As I write this letter to you Brazil is celebrating an important day, 7 de Setembro. It is Brazil’s day for commemorating their independence from Portugal in 1822. That was undoubtedly a very critical day in Brazil’s history. But, as I often remind my Brazilian family and friends, that was not when Brazil became a democratic society where the general populace determines how they will be governed. The democratic process has had some fits and starts in Brazil over the years since then. The democracy that we know today was reborn with the new constitution of October 5, 1988.
The constitution of 1988 was the result of a long and consistent insistence by the general populace for a new set of governing rules. These rules really set out some high ideals. It set out to be more democratic and representative then the constitution of the United States. It has no districts where only the majority wins for Federal Representatives (Deputados Federais). It requires most people to vote to gain universal representation. And it has no Electoral College. Brazil had learned from 21 years of military rule that the “Senate” was not the best place to choose the next president from.
Brazil learned from the US Constitution to create its own with some very conscious improvements. Even with that it is still not an easy process for all. In Brazil the mass will decide on their governing body for better or for worse. That is democracy. Brazil is to be congratulated on this achievement and encouraged to hold dearly to that great accomplishment even as their political and economic world has been rocked as of late. Early next month, 30 years after the New Constitution, Brazil gets their chance to again select a governing body through a truly direct and universal election. What a wonderful opportunity.
Do you think that learning goes only one way? Or could we in the USA learn a little from the Brazilian experience? After all, our current President lost the popular vote by over three million votes and still won the election via the Electoral College. That does not look like true democracy to me. But it does convince me of the worth of shared experiences and of the benefits of learning from others.
The melding of our two cultures was exemplified to me recently in a marvelous way. I was invited by some Brazil and jazz loving friends to a show of Eliane Elias at the Dakota Jazz Club. Eliane is a wonderful jazz singer and piano player who merges beautifully American jazz with Brazilian bossa nova and samba. It was a delightful example of how two great cultures can be blended for something new and lovely to behold.

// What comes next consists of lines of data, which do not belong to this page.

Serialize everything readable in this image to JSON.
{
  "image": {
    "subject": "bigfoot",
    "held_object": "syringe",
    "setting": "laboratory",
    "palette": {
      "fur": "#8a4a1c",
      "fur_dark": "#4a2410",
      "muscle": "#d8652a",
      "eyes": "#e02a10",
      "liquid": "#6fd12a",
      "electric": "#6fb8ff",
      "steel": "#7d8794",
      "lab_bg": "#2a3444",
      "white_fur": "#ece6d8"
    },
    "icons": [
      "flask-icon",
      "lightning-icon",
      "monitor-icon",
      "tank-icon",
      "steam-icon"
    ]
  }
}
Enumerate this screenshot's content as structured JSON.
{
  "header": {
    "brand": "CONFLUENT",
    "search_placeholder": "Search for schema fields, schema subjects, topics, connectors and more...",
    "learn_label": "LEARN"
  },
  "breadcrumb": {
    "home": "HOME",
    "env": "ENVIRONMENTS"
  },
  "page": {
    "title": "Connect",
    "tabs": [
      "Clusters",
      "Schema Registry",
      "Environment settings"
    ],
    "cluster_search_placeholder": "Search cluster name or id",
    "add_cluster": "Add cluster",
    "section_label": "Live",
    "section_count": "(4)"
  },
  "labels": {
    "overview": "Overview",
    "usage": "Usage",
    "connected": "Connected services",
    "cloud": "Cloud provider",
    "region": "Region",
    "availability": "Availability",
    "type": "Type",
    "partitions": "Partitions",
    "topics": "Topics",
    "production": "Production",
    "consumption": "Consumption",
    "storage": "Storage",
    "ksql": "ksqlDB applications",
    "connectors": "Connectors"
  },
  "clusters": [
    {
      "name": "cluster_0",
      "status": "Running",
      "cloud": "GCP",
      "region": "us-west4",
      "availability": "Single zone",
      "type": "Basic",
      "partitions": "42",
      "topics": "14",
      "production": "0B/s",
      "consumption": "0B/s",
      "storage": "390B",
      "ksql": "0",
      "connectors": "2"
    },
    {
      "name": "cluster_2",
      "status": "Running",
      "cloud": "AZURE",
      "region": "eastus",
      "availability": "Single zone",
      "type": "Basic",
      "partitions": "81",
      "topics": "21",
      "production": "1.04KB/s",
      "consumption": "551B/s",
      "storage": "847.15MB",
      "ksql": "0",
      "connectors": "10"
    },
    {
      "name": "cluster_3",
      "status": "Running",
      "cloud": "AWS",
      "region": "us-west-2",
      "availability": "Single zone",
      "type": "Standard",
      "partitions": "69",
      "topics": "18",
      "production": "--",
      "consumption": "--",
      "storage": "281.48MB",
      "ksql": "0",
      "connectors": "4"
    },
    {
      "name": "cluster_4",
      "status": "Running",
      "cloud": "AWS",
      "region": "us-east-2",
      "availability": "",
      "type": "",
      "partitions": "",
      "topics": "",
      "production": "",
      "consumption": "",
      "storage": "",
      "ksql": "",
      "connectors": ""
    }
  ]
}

Please join with us to emphasize the positive and to do our part in building better understanding and stronger relationships between Brazil and Minnesota.
Um grande abraço para todos,
Brazil-Minnesota Chamber of Commerce